Standing at five feet, one inch tall, I can fit into many inconspicuous places, but this one is my favorite. I live above Brenen’s on Court Street, and have a perfect people watching location. The windows aren’t sealed properly. Air escapes from under the frame of the window and chills my chicken legs. Luckily for me, I have fleece slippers and a warm blanket that never leaves my legs. The sun peaks in the window just right, lighting up the stage for the actors to take their places. I grab a mug of Hazelnut coffee or a full glass of white wine spritzer, depending on the time of day, and head to my little nook.
They say that introversion comes from the exhaustion of social interactions; I know this much is true. Talking to people in class, meetings, and in bars on the weekend is physically tiring for me. I crave space to recharge, spend some time on my own, but to feel socially connected, somehow. For two years I wished for a place that I could relax, but still feel involved with the campus I’m living in. Looking for a place to call my own, it was important to me I had a window that would allow me to live through the life of others, while allowing myself to spend time alone.
F. Scott Fitzgerald wrote in the Great Gatsby, “Yet high over the city, our line of yellow windows must have contributed their share of human secrecy to the casual watcher in the darkening streets, and I was him too, looking up and wondering. I was within and without, simultaneously enchanted and repelled by the inexhaustible variety of life.” It narrowly discusses how Nick is both a participant in social interactions and an observer.

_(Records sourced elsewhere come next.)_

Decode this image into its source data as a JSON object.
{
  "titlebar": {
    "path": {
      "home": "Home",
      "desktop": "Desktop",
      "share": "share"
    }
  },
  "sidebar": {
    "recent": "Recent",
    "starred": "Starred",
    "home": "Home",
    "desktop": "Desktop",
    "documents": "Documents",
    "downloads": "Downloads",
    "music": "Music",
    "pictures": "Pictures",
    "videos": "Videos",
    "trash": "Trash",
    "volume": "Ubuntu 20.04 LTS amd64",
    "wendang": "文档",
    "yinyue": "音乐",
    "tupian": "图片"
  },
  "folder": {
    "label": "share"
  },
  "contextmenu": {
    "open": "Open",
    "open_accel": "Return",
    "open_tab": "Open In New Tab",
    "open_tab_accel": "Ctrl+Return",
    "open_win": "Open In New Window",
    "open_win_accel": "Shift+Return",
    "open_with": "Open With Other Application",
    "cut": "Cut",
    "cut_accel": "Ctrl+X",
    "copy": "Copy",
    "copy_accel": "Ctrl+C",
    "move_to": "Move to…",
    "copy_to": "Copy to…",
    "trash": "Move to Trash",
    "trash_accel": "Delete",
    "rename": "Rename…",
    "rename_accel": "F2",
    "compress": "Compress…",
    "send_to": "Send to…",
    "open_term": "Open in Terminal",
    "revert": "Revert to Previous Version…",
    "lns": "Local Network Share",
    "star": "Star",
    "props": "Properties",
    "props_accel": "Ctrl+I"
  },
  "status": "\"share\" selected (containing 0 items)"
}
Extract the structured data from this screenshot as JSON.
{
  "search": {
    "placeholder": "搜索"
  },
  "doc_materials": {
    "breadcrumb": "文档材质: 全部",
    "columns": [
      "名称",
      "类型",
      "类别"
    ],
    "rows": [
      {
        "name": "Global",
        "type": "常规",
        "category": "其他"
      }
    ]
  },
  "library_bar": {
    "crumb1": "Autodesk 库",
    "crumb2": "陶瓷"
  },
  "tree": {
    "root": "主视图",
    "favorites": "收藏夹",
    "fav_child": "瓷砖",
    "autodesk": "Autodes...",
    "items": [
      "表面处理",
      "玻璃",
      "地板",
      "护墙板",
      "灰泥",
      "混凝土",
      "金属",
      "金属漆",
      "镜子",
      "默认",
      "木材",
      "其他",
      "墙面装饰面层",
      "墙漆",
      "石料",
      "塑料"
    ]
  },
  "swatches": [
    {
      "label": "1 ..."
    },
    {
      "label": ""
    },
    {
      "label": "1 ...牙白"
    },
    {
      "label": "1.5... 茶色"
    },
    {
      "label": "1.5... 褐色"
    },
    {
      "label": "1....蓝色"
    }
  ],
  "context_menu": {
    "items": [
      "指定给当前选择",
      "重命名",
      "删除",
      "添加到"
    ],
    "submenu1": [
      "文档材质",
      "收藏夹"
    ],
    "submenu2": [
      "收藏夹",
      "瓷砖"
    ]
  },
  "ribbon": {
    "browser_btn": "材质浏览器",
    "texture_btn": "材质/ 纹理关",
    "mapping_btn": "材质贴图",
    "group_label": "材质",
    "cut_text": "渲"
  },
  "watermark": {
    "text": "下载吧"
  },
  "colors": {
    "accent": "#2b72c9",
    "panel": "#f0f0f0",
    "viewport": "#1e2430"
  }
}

I’ve spent hours in this window watching drunk girls cry over the ever-too-early closing time of Wendy’s, the slipping and sliding of students on their way to class, and waving to my sorority sisters as they walk by to check if I’m in the window. I’ve watched snow fall, rain cascade, sun shine, and leaves fall. I feel extremely connected to the people who frequently walk past my building, and I’ve lived the lives of thousands.